[INFORMATION SHOWN]

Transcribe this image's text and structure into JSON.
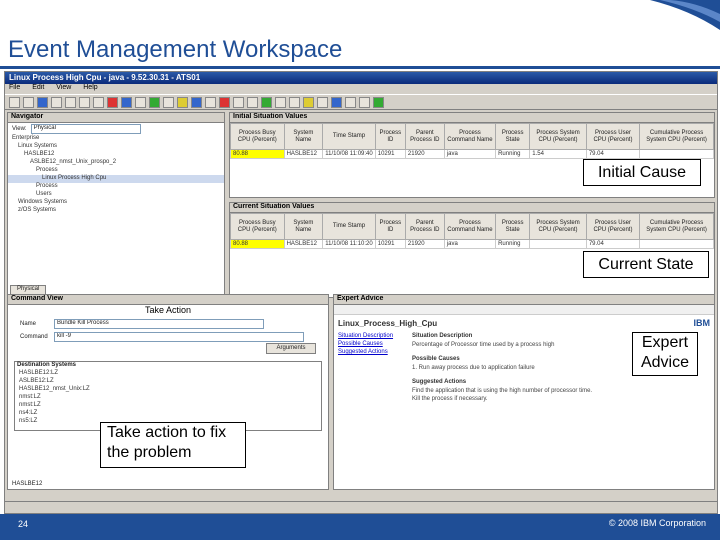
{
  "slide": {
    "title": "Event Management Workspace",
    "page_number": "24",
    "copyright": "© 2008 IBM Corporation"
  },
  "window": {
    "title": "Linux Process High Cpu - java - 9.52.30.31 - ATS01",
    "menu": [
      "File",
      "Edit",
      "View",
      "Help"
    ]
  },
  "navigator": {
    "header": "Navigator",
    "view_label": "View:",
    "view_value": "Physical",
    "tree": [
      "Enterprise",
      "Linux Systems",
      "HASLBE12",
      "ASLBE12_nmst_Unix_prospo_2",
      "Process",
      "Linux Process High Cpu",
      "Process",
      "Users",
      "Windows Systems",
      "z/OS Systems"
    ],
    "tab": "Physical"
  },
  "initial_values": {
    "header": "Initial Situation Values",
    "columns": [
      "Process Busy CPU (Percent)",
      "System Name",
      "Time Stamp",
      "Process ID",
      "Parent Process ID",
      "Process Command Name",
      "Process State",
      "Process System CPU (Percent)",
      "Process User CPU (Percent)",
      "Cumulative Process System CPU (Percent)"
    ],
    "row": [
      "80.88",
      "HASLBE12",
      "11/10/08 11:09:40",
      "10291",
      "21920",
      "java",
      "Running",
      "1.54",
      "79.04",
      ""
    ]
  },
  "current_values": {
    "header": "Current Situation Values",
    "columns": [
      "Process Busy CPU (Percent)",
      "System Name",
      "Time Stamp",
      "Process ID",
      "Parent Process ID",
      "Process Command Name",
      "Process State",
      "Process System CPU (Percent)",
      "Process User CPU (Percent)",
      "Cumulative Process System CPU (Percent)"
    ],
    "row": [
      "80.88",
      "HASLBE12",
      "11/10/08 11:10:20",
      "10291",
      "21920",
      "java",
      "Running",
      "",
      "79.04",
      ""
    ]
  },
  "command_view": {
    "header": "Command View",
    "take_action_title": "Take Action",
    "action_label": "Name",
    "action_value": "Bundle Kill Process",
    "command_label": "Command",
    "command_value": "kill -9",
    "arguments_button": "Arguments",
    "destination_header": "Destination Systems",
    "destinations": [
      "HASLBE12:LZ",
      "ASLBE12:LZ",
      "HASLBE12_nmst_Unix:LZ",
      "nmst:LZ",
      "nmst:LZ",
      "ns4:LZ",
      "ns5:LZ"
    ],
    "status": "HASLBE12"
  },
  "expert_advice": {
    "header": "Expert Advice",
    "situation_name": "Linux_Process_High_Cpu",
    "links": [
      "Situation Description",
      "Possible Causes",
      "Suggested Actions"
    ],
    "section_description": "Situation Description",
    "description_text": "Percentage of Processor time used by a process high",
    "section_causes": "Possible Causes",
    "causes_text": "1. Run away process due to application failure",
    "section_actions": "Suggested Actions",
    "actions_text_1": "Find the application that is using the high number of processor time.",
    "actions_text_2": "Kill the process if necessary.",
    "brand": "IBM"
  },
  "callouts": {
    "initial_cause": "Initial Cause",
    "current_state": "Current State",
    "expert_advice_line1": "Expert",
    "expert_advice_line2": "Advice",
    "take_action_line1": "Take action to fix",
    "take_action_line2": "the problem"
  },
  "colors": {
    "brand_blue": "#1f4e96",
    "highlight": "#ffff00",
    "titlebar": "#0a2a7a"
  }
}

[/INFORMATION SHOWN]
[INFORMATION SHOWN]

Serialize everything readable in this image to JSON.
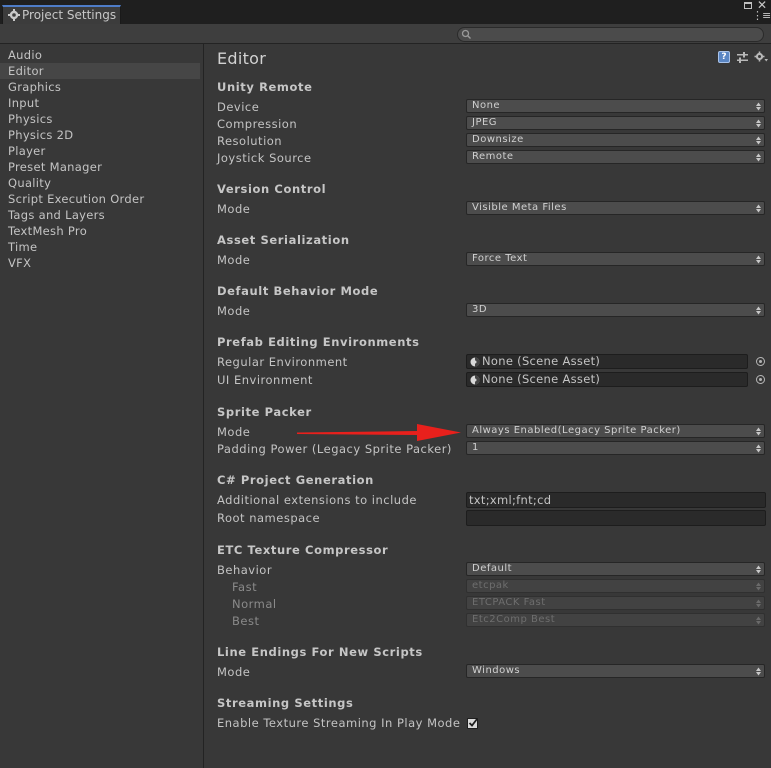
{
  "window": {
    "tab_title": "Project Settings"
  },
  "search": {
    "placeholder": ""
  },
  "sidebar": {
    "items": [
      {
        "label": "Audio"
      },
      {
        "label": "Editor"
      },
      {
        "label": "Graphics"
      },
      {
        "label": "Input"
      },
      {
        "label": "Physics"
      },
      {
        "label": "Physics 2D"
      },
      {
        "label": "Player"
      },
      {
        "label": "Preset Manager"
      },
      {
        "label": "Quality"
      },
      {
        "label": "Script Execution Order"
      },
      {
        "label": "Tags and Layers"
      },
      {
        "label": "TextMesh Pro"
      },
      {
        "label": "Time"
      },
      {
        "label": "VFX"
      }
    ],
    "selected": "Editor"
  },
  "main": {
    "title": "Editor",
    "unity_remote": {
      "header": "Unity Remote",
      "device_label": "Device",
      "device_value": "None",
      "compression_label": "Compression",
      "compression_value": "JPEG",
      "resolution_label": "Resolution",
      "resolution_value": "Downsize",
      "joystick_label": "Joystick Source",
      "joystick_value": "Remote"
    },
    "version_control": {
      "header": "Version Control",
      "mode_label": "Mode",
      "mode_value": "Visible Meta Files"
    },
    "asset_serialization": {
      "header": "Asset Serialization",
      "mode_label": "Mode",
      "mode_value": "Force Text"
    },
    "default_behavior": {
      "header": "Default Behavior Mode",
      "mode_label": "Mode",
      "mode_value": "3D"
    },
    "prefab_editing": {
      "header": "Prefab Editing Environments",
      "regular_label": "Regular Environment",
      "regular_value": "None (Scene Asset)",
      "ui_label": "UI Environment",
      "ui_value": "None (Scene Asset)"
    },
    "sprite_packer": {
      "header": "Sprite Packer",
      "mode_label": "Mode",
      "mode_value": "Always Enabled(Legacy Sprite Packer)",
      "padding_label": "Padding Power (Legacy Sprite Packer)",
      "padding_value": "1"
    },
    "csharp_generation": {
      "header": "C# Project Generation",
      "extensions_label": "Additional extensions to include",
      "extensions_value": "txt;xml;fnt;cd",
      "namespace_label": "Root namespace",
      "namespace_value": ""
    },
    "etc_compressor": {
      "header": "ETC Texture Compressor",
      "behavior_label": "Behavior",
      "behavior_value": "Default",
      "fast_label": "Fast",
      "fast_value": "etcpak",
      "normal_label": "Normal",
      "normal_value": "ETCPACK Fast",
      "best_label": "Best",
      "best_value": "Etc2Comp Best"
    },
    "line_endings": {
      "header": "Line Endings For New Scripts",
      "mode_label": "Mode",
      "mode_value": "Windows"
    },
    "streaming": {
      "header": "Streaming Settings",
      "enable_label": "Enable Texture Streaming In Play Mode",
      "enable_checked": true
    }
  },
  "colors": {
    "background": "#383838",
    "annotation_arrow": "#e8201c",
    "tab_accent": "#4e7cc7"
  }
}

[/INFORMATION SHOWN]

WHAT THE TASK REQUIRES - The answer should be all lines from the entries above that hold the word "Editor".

WORKED SOLUTION -
        "label": "Editor"
    "selected": "Editor"
    "title": "Editor",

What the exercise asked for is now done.